The man who invented the internet smiley has developed a protocol that charges spammers for wasting your time.
Scott Fahlman's protocol, which was published in IBM's Systems Journal, calls for new phones and email software that would require fees to accept incoming messages.
The charge could be waived for welcome email and calls at the touch of a button, but collected for unsolicited spam and intrusive telemarketing calls.
"This payment compensates me for suffering an unwanted interruption and, more importantly, it has cost you something to bother me," wrote Fahlman.
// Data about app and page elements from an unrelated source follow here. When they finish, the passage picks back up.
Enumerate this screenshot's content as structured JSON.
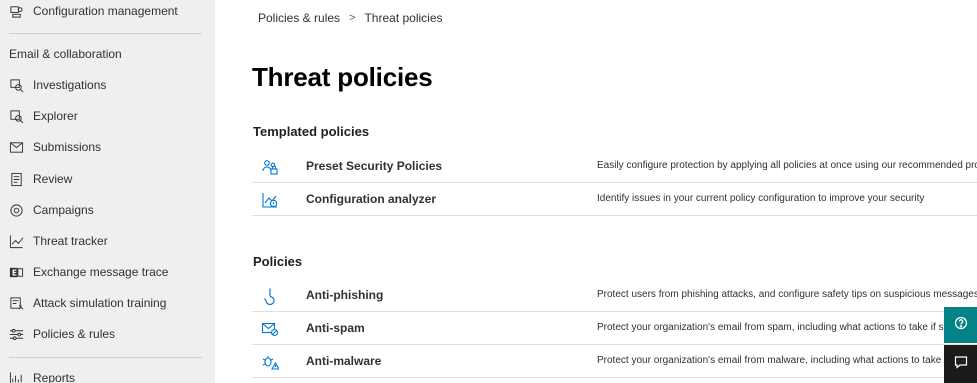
{
  "sidebar": {
    "top_item": {
      "label": "Configuration management",
      "icon": "settings-sliders-icon"
    },
    "section_header": "Email & collaboration",
    "items": [
      {
        "label": "Investigations",
        "icon": "investigations-icon"
      },
      {
        "label": "Explorer",
        "icon": "explorer-icon"
      },
      {
        "label": "Submissions",
        "icon": "submissions-icon"
      },
      {
        "label": "Review",
        "icon": "review-icon"
      },
      {
        "label": "Campaigns",
        "icon": "campaigns-icon"
      },
      {
        "label": "Threat tracker",
        "icon": "threat-tracker-icon"
      },
      {
        "label": "Exchange message trace",
        "icon": "exchange-icon"
      },
      {
        "label": "Attack simulation training",
        "icon": "attack-simulation-icon"
      },
      {
        "label": "Policies & rules",
        "icon": "policies-icon"
      }
    ],
    "bottom_item": {
      "label": "Reports",
      "icon": "reports-icon"
    }
  },
  "breadcrumb": {
    "parent": "Policies & rules",
    "separator": ">",
    "current": "Threat policies"
  },
  "page_title": "Threat policies",
  "templated": {
    "title": "Templated policies",
    "rows": [
      {
        "name": "Preset Security Policies",
        "desc": "Easily configure protection by applying all policies at once using our recommended protection",
        "icon": "preset-security-icon"
      },
      {
        "name": "Configuration analyzer",
        "desc": "Identify issues in your current policy configuration to improve your security",
        "icon": "configuration-analyzer-icon"
      }
    ]
  },
  "policies": {
    "title": "Policies",
    "rows": [
      {
        "name": "Anti-phishing",
        "desc": "Protect users from phishing attacks, and configure safety tips on suspicious messages.",
        "icon": "anti-phishing-icon"
      },
      {
        "name": "Anti-spam",
        "desc": "Protect your organization's email from spam, including what actions to take if spam",
        "icon": "anti-spam-icon"
      },
      {
        "name": "Anti-malware",
        "desc": "Protect your organization's email from malware, including what actions to take and who",
        "icon": "anti-malware-icon"
      }
    ]
  },
  "floating": {
    "help_icon": "help-icon",
    "feedback_icon": "feedback-icon"
  },
  "colors": {
    "accent": "#0078d4",
    "sidebar_bg": "#efefef",
    "help_bg": "#038387",
    "feedback_bg": "#1b1a19"
  }
}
Friends, family and frequent known callers could be given 'interrupt tokens' that would allow them to bypass the system.
Fahlman claims that the program would all but eliminate spam and telemarketing, and that any messages that slipped through the net would be seen as "a windfall rather than a nuisance".
Instapaper to 'go dark' in Europe until it can work out GDPR compliance
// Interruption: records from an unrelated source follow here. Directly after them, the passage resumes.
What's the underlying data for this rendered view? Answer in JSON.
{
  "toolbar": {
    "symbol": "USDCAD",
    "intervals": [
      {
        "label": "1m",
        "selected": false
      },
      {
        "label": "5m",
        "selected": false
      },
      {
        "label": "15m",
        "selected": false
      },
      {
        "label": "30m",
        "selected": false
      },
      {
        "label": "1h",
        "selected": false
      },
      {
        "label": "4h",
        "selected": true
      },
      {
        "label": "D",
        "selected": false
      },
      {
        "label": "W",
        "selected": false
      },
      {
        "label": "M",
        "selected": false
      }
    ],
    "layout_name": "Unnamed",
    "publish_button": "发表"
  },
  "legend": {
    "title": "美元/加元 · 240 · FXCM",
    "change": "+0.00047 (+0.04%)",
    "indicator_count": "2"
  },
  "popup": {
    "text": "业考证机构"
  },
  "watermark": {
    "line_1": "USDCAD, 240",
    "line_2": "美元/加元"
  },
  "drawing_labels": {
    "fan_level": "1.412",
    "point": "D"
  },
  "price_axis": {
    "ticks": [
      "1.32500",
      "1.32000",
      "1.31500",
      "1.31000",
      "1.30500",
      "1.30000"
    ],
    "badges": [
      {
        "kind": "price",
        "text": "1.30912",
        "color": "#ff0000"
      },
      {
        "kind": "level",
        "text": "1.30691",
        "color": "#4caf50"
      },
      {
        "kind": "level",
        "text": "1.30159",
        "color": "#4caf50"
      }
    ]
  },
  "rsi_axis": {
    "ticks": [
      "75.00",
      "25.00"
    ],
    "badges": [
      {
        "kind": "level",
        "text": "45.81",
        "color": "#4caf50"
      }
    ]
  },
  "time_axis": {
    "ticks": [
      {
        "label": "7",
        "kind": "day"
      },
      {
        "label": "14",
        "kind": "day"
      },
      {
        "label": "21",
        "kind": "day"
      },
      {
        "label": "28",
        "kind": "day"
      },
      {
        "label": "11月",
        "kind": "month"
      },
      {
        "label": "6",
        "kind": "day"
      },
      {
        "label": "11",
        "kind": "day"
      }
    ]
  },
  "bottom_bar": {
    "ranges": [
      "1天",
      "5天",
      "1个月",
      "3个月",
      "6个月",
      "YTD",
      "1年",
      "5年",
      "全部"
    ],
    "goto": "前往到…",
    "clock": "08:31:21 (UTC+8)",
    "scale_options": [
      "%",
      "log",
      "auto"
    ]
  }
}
James Robbins of ArrowXL says that AI is no longer 'tomorrow's technology'
Staff told to beware of "unusual sounds" after an employee reported mystery symptoms
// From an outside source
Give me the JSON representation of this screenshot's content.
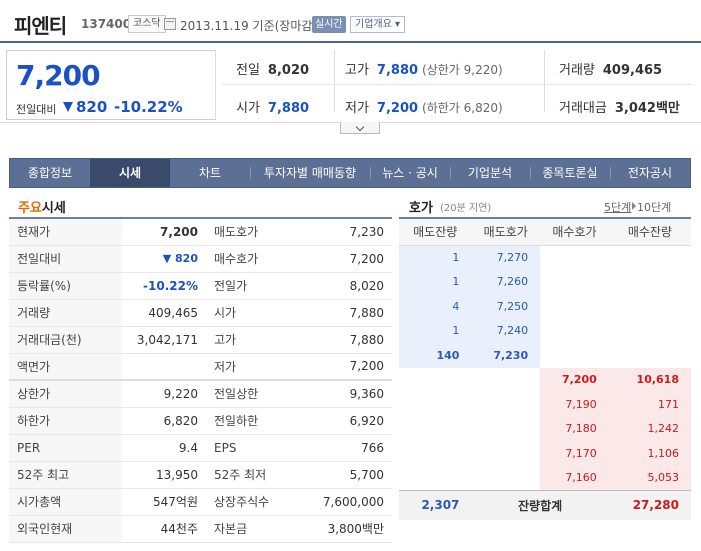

Sophisticated malware comprises code previously used to attack Ukraine